I am dumping some equations here I need now and then! The sections about 3-dimensional temperature waves summarize what is described at length in the second part of this post. Temperature waves are interesting for simulating yearly and daily oscillations in the temperature below the surface of the earth or near wall/floor of our ice/water […]Read More Heat Conduction Cheat Sheet
I stumbled upon this research paper called PVC polyhedra: We describe how to construct a dodecahedron, tetrahedron, cube, and octahedron out of pvc pipes using standard fittings. … In particular, if we take a connector that takes three pipes each at 120 degree angles from the others (this is called a “true wye”) and we […]Read More Tinkering, Science, and (Not) Sharing It
Don’t worry, The Subversive Elkement will publish the usual silly summer posting soon! Now am just tying up loose ends. In the next months I will keep writing about heat transport: Detailed simulations versus maverick’s rules of thumb, numerical solutions versus insights from the few things you can solve analytically, and applications to our heat […]Read More Heat Transport: What I Wrote So Far.
I don’t venture into speculative science writing – this is just about classical statistical mechanics; actually about a special mathematical aspect. It was one of the things I found particularly intriguing in my first encounters with statistical mechanics and thermodynamics a long time ago – a curious feature of volumes. I was mulling upon how […]Read More Spheres in a Space with Trillions of Dimensions
And finally science confirms it, in a sense. Again and again, I’ve harped on this pet theory of mine – on this blog and elsewhere on the web: At the peak of my immersion in the so-called corporate world, as a super-busy bonus miles-collecting consultant, I turned to the only solace: Getting up (even) earlier, […]Read More Ploughing Through Theoretical Physics Textbooks Is Therapeutic
This year ice in the tank was finally melted between March 5 to March 10 – as ‘visual inspection’ showed. Level sensor Mr. Bubble was confused during the melting phase; thus it was an interesting exercise to compare simulations to measurements. Simulations use the measured ambient temperature and solar radiation as an input, data points […]Read More Simulating Peak Ice

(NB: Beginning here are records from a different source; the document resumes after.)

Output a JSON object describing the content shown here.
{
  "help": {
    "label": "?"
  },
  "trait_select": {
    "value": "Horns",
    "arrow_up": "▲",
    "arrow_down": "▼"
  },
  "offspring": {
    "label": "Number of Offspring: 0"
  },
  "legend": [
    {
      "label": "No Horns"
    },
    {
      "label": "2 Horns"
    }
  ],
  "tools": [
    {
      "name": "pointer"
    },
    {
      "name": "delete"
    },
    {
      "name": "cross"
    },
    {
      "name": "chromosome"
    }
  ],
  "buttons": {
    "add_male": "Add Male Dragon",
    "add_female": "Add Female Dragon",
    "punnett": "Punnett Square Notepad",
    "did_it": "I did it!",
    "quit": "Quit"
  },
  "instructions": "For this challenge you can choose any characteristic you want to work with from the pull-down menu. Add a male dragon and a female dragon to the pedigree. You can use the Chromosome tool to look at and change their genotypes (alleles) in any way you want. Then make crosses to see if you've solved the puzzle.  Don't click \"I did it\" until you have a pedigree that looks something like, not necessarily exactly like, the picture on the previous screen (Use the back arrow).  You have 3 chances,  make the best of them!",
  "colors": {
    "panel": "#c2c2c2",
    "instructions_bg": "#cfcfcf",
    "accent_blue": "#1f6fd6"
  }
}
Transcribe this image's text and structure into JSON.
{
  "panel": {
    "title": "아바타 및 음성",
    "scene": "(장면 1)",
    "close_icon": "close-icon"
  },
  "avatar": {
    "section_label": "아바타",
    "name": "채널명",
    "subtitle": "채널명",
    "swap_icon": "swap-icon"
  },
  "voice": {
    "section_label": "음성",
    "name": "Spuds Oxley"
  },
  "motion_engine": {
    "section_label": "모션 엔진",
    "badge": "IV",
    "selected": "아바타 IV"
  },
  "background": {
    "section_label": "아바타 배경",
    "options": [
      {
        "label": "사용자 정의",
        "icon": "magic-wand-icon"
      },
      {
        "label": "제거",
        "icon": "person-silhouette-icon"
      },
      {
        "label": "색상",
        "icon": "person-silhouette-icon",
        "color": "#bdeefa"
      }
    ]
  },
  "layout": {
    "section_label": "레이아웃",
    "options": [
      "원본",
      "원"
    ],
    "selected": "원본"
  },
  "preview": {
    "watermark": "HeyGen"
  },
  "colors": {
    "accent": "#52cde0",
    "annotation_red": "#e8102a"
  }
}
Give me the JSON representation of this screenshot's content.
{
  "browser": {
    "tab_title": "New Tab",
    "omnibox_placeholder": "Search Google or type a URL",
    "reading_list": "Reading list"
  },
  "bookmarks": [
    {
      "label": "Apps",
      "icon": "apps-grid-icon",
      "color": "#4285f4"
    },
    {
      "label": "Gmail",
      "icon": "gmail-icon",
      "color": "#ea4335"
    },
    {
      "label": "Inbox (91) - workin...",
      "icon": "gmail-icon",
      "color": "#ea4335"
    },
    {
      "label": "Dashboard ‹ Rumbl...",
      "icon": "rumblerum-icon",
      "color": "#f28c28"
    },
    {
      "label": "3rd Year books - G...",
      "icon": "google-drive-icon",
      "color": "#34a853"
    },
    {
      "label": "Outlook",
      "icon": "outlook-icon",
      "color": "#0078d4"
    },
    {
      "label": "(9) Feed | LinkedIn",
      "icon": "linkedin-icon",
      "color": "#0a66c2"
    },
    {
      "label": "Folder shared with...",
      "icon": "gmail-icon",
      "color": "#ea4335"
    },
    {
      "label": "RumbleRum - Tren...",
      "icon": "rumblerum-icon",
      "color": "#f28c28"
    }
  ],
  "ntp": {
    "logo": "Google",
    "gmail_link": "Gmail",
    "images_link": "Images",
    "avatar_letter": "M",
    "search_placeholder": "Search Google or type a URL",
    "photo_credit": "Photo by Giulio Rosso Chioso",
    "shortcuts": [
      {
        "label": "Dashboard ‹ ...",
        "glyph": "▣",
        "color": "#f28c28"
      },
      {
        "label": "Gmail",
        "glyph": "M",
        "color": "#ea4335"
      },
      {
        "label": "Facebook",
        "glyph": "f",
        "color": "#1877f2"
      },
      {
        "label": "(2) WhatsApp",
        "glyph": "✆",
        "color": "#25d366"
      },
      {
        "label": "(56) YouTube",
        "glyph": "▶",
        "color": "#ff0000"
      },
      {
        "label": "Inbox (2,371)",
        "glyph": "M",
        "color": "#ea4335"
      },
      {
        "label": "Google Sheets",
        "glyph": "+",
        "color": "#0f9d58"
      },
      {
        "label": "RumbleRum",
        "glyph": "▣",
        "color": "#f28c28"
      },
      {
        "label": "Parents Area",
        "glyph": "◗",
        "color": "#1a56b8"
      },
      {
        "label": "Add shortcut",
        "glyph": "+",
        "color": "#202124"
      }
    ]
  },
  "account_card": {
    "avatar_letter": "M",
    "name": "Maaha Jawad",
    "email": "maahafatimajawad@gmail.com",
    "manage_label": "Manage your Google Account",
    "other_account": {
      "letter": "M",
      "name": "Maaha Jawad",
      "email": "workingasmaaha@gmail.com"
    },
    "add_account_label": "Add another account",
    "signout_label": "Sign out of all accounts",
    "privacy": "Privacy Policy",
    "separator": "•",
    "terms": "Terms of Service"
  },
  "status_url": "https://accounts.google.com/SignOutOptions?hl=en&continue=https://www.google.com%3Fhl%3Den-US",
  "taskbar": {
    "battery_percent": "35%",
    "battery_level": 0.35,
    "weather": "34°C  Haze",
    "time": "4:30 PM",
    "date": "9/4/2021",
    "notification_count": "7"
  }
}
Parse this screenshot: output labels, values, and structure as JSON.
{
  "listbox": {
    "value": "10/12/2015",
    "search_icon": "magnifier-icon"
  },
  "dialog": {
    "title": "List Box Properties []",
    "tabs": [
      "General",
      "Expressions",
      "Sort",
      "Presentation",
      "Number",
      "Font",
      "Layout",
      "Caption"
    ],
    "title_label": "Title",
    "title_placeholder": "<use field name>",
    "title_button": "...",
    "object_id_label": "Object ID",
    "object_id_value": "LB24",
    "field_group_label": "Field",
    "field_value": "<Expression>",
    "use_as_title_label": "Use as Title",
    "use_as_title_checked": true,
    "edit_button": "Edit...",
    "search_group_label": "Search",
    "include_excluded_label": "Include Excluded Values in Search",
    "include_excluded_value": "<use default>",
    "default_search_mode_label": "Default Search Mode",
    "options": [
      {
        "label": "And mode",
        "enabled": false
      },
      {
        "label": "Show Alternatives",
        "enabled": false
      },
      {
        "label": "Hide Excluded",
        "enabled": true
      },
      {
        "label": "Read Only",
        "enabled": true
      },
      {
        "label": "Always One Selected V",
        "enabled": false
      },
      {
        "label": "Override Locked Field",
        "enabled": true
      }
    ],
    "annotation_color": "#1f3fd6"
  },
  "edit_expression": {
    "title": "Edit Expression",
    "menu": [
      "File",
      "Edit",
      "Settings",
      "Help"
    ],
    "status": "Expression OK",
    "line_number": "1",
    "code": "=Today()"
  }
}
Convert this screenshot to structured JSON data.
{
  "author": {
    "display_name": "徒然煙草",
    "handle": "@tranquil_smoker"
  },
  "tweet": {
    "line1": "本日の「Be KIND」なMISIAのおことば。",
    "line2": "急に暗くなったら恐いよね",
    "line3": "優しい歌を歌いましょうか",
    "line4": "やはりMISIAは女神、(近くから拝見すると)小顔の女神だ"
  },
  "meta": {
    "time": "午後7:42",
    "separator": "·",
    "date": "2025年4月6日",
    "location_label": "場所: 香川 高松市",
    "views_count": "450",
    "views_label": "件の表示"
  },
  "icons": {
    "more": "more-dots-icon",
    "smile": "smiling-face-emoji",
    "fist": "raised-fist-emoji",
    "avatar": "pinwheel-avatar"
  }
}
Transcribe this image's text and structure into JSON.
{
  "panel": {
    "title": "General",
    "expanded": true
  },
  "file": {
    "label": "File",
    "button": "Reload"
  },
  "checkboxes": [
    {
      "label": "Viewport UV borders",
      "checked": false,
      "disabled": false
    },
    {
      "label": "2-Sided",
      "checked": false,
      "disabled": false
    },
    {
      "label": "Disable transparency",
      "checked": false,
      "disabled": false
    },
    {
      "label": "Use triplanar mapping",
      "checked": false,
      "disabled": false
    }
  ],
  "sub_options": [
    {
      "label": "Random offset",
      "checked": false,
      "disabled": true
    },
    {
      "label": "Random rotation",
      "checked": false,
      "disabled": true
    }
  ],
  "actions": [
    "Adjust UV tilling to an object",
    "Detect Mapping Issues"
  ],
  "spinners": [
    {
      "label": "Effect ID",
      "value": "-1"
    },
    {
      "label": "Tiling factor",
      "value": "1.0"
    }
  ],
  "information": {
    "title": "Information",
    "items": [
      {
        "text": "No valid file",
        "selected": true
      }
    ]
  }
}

Math blogger Joseph Nebus does another A – Z series of posts, explaining technical terms in mathematics. He asked readers for their favorite pick of things to be covered in this series, and I came up with General Covariance. Which he laid out in this post – in his signature style, using neither equations nor […]Read More Learning General Relativity